**SOURCE MATERIAL**:
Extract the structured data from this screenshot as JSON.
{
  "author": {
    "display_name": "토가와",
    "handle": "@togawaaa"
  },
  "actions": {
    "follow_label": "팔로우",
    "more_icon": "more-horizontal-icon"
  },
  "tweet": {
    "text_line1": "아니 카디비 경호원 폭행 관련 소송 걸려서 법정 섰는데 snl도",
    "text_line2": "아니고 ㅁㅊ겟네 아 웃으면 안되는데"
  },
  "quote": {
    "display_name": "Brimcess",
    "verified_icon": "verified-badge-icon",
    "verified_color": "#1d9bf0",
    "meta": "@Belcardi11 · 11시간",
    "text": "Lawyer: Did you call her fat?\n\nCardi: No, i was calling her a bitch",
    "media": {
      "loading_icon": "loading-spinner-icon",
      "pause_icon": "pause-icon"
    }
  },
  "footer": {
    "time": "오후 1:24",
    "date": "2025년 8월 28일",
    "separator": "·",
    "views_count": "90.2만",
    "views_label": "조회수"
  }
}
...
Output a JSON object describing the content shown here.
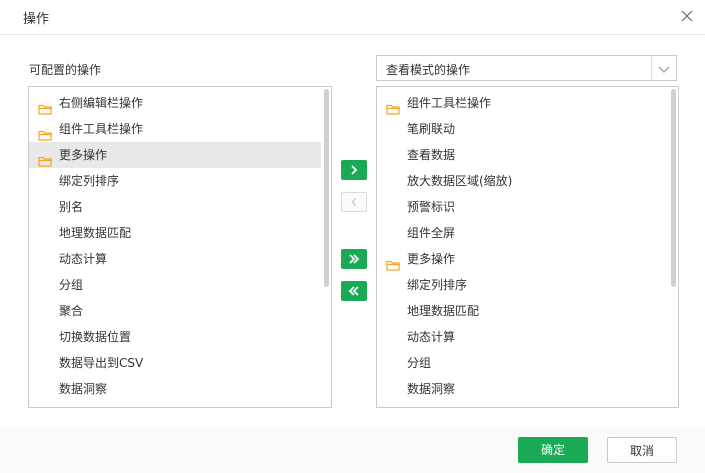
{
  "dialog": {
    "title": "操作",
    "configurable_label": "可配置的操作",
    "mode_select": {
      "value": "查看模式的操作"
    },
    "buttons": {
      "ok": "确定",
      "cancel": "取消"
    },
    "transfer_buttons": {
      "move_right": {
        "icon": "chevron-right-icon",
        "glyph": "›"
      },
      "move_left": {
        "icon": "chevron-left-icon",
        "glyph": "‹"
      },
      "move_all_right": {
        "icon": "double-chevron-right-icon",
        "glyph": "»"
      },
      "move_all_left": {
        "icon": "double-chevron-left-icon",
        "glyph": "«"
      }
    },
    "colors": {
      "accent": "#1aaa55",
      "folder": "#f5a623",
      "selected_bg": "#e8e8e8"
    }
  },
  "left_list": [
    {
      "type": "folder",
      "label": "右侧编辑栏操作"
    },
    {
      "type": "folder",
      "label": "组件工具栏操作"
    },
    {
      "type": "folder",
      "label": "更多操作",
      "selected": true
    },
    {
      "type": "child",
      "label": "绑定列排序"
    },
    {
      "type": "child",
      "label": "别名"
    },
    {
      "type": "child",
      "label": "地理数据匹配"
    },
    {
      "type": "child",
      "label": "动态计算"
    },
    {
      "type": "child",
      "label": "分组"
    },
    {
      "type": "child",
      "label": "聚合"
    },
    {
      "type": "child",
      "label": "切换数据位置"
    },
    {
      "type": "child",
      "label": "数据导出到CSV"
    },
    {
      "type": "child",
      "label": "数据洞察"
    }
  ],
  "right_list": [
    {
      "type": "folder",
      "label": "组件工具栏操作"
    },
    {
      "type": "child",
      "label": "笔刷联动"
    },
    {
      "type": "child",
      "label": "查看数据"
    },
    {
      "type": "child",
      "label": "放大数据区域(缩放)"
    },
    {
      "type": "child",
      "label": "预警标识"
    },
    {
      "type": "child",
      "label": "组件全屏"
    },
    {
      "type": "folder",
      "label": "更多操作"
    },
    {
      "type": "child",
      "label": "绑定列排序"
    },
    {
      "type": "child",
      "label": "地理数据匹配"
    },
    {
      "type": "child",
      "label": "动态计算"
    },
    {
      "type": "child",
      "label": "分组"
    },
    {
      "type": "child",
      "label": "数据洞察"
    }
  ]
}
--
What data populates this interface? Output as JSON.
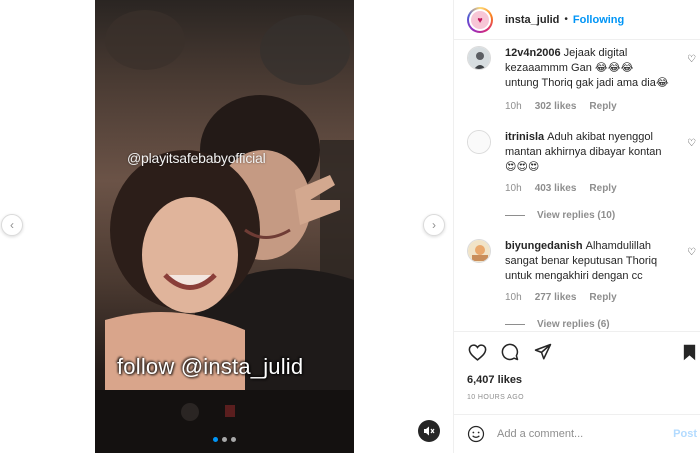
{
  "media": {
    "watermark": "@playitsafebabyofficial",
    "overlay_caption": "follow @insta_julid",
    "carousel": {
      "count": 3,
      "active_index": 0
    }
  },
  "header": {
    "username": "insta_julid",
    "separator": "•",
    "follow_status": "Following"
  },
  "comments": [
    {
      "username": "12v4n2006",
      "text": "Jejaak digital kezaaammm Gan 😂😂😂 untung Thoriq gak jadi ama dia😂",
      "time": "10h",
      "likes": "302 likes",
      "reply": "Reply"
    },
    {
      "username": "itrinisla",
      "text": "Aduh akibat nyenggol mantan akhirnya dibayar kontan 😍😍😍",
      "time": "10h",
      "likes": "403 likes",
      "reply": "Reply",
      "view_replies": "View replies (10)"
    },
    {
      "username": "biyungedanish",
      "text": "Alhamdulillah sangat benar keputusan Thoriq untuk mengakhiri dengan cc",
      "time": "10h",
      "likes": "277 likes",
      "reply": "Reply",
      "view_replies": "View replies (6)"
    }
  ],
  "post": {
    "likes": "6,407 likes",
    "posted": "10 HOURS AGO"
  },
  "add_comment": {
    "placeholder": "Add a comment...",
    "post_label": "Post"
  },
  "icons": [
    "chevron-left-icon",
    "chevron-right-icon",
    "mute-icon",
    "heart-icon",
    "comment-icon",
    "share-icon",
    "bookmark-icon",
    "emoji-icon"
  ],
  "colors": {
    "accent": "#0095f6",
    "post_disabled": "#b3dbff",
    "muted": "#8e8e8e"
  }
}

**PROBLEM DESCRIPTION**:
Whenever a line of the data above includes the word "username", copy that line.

**EXERCISE RESULT**:
    "username": "insta_julid",
      "username": "12v4n2006",
      "username": "itrinisla",
      "username": "biyungedanish",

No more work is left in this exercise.